An order from the New York State Court forcing Spanish Broadcasting System radio stations to resume Arbitron PPM encoding has sent the PPM Coalition flying to the FCC with renewed requests for an investigation of the ratings service. The letter from the Coalition details a series of testy actions and responses between SBS and Arbitron and calls the matter “a struggle for the very existence of communications diversity and radio broadcasting in service to minority audiences.”
The coalition says that SBS tried to work with Arbitron to improve the service; failing to achieve satisfaction, it “requested that Arbitron issue a credit in accordance with the terms of the parties’ contracts.” SBS says Arbitron rejected that request “without explanation,” prompting SBS to reject the practice of paying license fees to Arbitron. About seven weeks back, Arbitron responded by ceasing to provide ratings data to SBS, and about a week back, SBS ceased encoding its station signals.
The Coalition says SBS attorneys had less than an hour’s notice when the company was pulled into court as Arbitron sought and obtained the court order to resume encoding.
The Coalition claims its members were forced to sign on to PPM due to Arbitron’s monopoly status in the radio ratings business, and because of that status, the contracts provide little recourse for those companies dissatisfied with Arbitron’s performance.
“Arbitron asserts a breach of contract without adequately putting the contracts in perspective related to the ongoing proceedings before the Commission and Congress. Prior to this public disclosure by Arbitron, these agreements had been protected by confidentiality provisions which prohibited the PPM Coalition from making copies available to interested parties.

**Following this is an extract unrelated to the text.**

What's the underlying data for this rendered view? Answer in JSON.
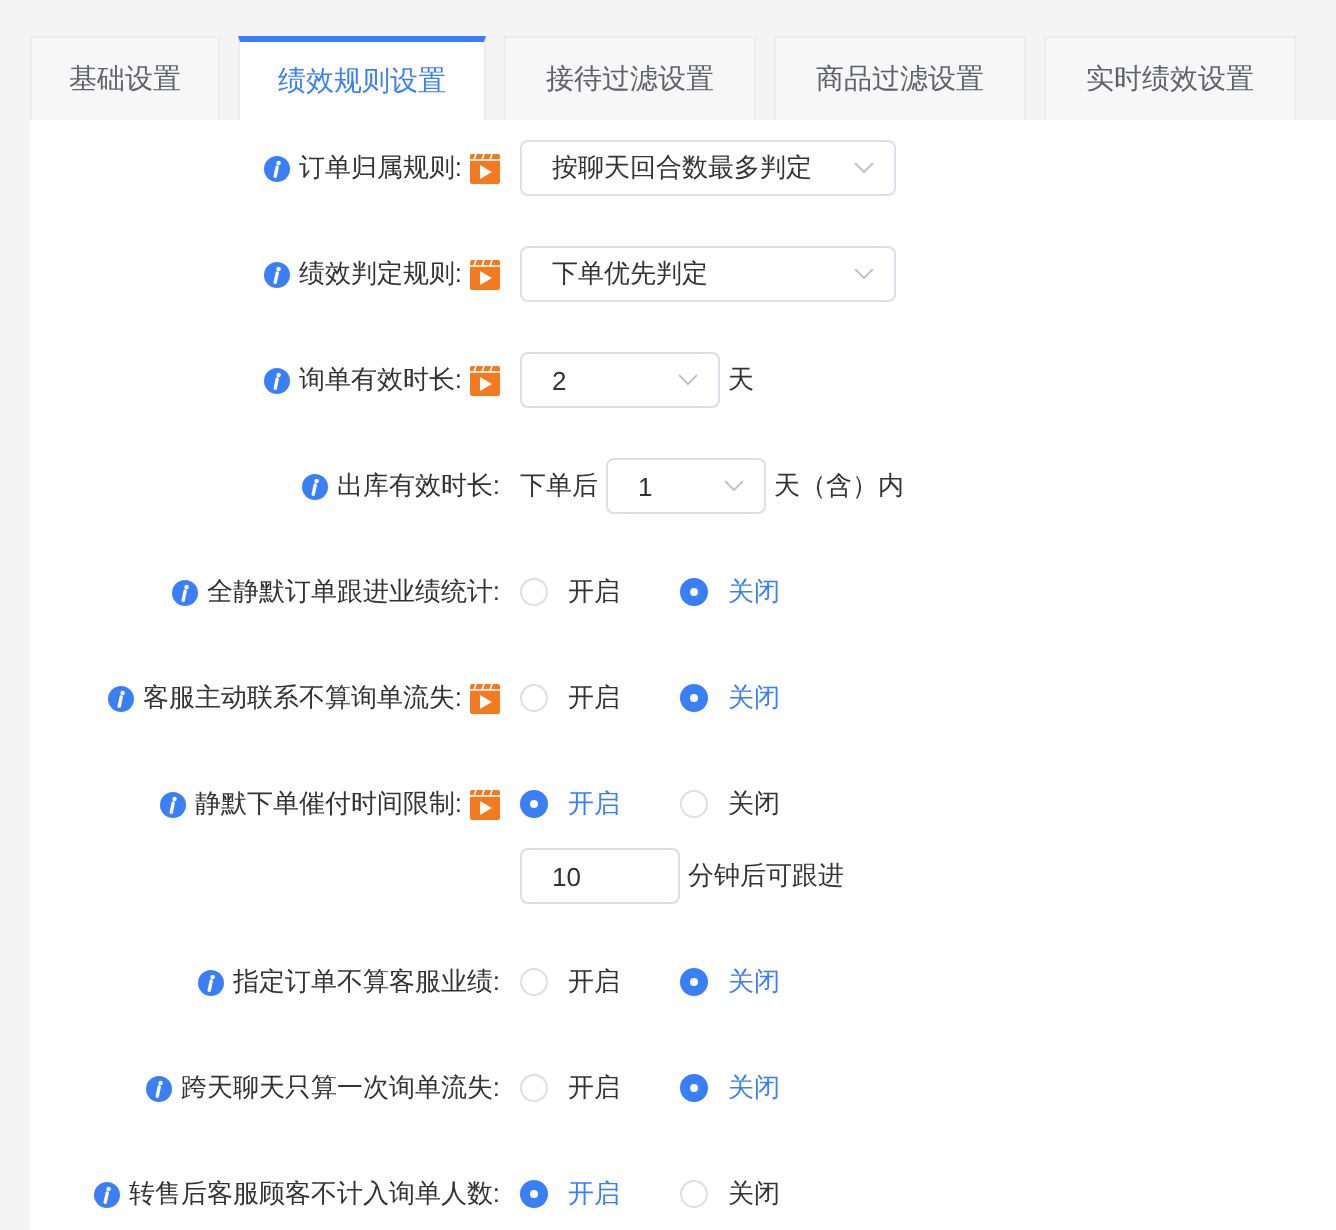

With their disclosure, it becomes clear that, because Arbitron is the monopoly provider of radio ratings information in most major markets, broadcasters and advertisers have been required to accept unreasonable terms in the agreements. Furthermore, contracts that were entered into at a time when Arbitron provided diary-based ratings (i.e., prior to the introduction of PPM service) required broadcasters to accept PPM methodology prospectively without any opportunity to review it or opt-out when the flaws in the new methodology became known. Even when the MRC denied accreditation to PPM surveys in all of SBS’s PPM markets, the harsh provisions of the agreements gave it no escape mechanism. Arbitron disclaimed any warranty as to the accuracy, validity, or value of its ratings services. In fact, despite the denial of accreditation in 18 markets, Arbitron has yet to publicly acknowledge that anything is wrong with its methodology.”
The letter concludes, “Arbitron’s court filings characterize these proceedings as the result of a few vocal and aggressive minority owned or controlled broadcasters, rather than placing them rightfully in the context of a struggle for the very existence of communications diversity and radio broadcasting in service to minority audiences. The PPM Coalition renews its request that the Commission investigate the accuracy and reliability of Arbitron’s PPM methodology, particularly in light of the recent decisions by the MRC not to accredit and Arbitron’s recent tactics toward SBS.”
RBR-TVBR observation: Regardless of one’s opinion of the legitimacy of the PPM Coalition’s cause, the FCC’s jurisdiction to resolve this issue remains in question. Does the FCC’s role in protecting diversity (along with localism and competition) apply, or is it a stretch? Is Ed Towns (D-NY), Chairman of the House Committee on Oversight and Government Reform going to step back in? He tried to cool things down in December, but in February events seem to be going into heating up mode. Stay tuned.